A book is the only place in which you can examine a fragile thought without breaking it. ~ Edward P. Morgan 
Melody

Harvill Secker | June 2016 | 352 pgs
Source: Purchased



I am aware that many readers who have read Ruth Ware's In a Dark, Dark Wood are enamoured by her storytelling and the intense premise. I didn't jump on the bandwagon when the book was first released (though I wished I had now); I waited a while to buy the book after reading several rave reviews and by the time my mood called for it, her new release - The Woman in Cabin 10, is released. I decided to read her latest book and here it is.

Let me start off by saying the enclosed setting kinds of reminds me of Agatha Christie's work - And Then There Were None. Though both are classified as locked room mystery, what makes this book different is it comes with an unreliable character and instead of multiple murders, this one focus more on one mysterious missing woman. I don't know about you, but I am always drawn to locked room mystery; that claustrophobic feeling with nowhere-to-run plot never seems to get old to me and I always enjoy the thrill it gives me throughout my reading experience.

In a nutshell, this is a thriller about Laura "Lo" Blacklock, a travel journalist who travels on board an exclusive small cruise liner (with only 10 cabins) and one night she saw a body being thrown overboard from the next door cabin (witnessed through the verandas). Worried for her "neighbour's" safety, she reported what she saw but there isn't any record of anyone checked into Cabin 10. And the strange thing is, no passengers are missing from the boat. Most passengers and the staff crew think she is paranoid, especially she was burgled before her cruise trip and the fact that she takes medications for occasional panic attacks. Thus, she is not exactly the most reliable witness, is she? But Lo did speak to her neighbour before that frightful incident happened; she even borrowed a tube of mascara from her. What can she do to make someone believes her, and who could she trust with a killer on board?

Since I haven't read In a Dark, Dark Wood, I couldn't compare the two books but I have to say I was totally engrossed with this story. Fast paced, intense and filled with doubts, I raced through this book with great impatience (which is a good thing) as I was anxious to find out the mystery.

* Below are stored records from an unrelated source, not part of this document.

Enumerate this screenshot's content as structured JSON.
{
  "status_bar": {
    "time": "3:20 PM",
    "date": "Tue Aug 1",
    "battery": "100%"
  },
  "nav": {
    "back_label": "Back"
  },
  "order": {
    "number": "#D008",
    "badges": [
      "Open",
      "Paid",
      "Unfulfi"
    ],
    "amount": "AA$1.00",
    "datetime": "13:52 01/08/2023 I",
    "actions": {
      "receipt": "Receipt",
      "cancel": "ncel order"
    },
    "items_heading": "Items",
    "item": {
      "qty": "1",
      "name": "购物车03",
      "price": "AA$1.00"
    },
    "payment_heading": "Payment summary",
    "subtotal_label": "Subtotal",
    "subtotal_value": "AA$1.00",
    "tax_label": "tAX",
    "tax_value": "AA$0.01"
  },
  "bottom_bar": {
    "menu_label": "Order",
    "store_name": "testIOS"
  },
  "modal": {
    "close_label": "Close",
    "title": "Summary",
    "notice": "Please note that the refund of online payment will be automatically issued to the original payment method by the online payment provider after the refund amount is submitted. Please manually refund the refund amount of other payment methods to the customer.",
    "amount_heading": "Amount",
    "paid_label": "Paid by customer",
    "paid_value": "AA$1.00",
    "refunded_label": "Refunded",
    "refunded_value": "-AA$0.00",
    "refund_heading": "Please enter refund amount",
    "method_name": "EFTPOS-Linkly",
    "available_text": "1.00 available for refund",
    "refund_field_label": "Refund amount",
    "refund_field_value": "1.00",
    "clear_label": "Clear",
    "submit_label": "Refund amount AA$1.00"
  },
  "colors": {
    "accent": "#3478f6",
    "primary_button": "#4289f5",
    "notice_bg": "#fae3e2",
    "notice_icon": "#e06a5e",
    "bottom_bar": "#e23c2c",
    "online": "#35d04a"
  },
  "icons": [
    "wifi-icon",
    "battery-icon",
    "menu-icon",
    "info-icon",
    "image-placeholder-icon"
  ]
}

I have to say it took me a while to warm up to Lo though, for she isn't likeable for a first impression. She got on my nerves most of the times yet at the same time I also felt sorry for her; what she had encountered through her life and a stagnant career are enough to frustrate her. The plot was good in my opinion but I suppose the ending may vary with each reader, depending how he/she sees it. Well the story did has a closure, but there are a few questions which left me pondering. All in all, a great 'whodunit' mystery which makes me all the more curious about Ruth Ware's first book.